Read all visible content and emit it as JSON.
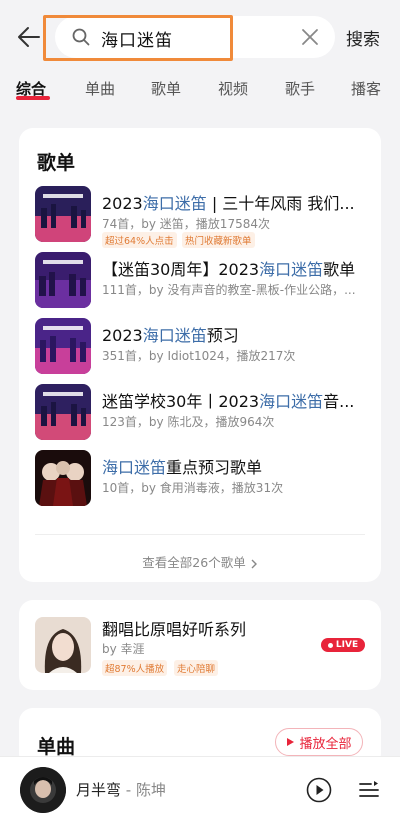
{
  "search": {
    "query": "海口迷笛",
    "button_label": "搜索"
  },
  "tabs": [
    {
      "label": "综合"
    },
    {
      "label": "单曲"
    },
    {
      "label": "歌单"
    },
    {
      "label": "视频"
    },
    {
      "label": "歌手"
    },
    {
      "label": "播客"
    }
  ],
  "playlists_section": {
    "title": "歌单",
    "items": [
      {
        "title_pre": "2023",
        "title_hl": "海口迷笛",
        "title_post": " | 三十年风雨 我们...",
        "sub": "74首，by 迷笛，播放17584次",
        "tags": [
          "超过64%人点击",
          "热门收藏新歌单"
        ]
      },
      {
        "title_pre": "【迷笛30周年】2023",
        "title_hl": "海口迷笛",
        "title_post": "歌单",
        "sub": "111首，by 没有声音的教室-黑板-作业公路，...",
        "tags": []
      },
      {
        "title_pre": "2023",
        "title_hl": "海口迷笛",
        "title_post": "预习",
        "sub": "351首，by Idiot1024，播放217次",
        "tags": []
      },
      {
        "title_pre": "迷笛学校30年丨2023",
        "title_hl": "海口迷笛",
        "title_post": "音...",
        "sub": "123首，by 陈北及，播放964次",
        "tags": []
      },
      {
        "title_pre": "",
        "title_hl": "海口迷笛",
        "title_post": "重点预习歌单",
        "sub": "10首，by 食用消毒液，播放31次",
        "tags": []
      }
    ],
    "view_all": "查看全部26个歌单"
  },
  "live_card": {
    "title": "翻唱比原唱好听系列",
    "by_prefix": "by",
    "by_name": "幸涯",
    "tags": [
      "超87%人播放",
      "走心陪聊"
    ],
    "badge": "LIVE"
  },
  "songs_section": {
    "title": "单曲",
    "play_all": "播放全部"
  },
  "player": {
    "song": "月半弯",
    "separator": " - ",
    "artist": "陈坤"
  },
  "colors": {
    "accent_red": "#e8243a",
    "highlight_blue": "#3d6da8",
    "tag_orange": "#e07b35",
    "annotation_box": "#f08a3a"
  }
}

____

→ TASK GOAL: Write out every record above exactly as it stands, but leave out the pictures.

→ THE ANSWER:
Read all visible content and emit it as JSON.
{
  "search": {
    "query": "海口迷笛",
    "button_label": "搜索"
  },
  "tabs": [
    {
      "label": "综合"
    },
    {
      "label": "单曲"
    },
    {
      "label": "歌单"
    },
    {
      "label": "视频"
    },
    {
      "label": "歌手"
    },
    {
      "label": "播客"
    }
  ],
  "playlists_section": {
    "title": "歌单",
    "items": [
      {
        "title_pre": "2023",
        "title_hl": "海口迷笛",
        "title_post": " | 三十年风雨 我们...",
        "sub": "74首，by 迷笛，播放17584次",
        "tags": [
          "超过64%人点击",
          "热门收藏新歌单"
        ]
      },
      {
        "title_pre": "【迷笛30周年】2023",
        "title_hl": "海口迷笛",
        "title_post": "歌单",
        "sub": "111首，by 没有声音的教室-黑板-作业公路，...",
        "tags": []
      },
      {
        "title_pre": "2023",
        "title_hl": "海口迷笛",
        "title_post": "预习",
        "sub": "351首，by Idiot1024，播放217次",
        "tags": []
      },
      {
        "title_pre": "迷笛学校30年丨2023",
        "title_hl": "海口迷笛",
        "title_post": "音...",
        "sub": "123首，by 陈北及，播放964次",
        "tags": []
      },
      {
        "title_pre": "",
        "title_hl": "海口迷笛",
        "title_post": "重点预习歌单",
        "sub": "10首，by 食用消毒液，播放31次",
        "tags": []
      }
    ],
    "view_all": "查看全部26个歌单"
  },
  "live_card": {
    "title": "翻唱比原唱好听系列",
    "by_prefix": "by",
    "by_name": "幸涯",
    "tags": [
      "超87%人播放",
      "走心陪聊"
    ],
    "badge": "LIVE"
  },
  "songs_section": {
    "title": "单曲",
    "play_all": "播放全部"
  },
  "player": {
    "song": "月半弯",
    "separator": " - ",
    "artist": "陈坤"
  },
  "colors": {
    "accent_red": "#e8243a",
    "highlight_blue": "#3d6da8",
    "tag_orange": "#e07b35",
    "annotation_box": "#f08a3a"
  }
}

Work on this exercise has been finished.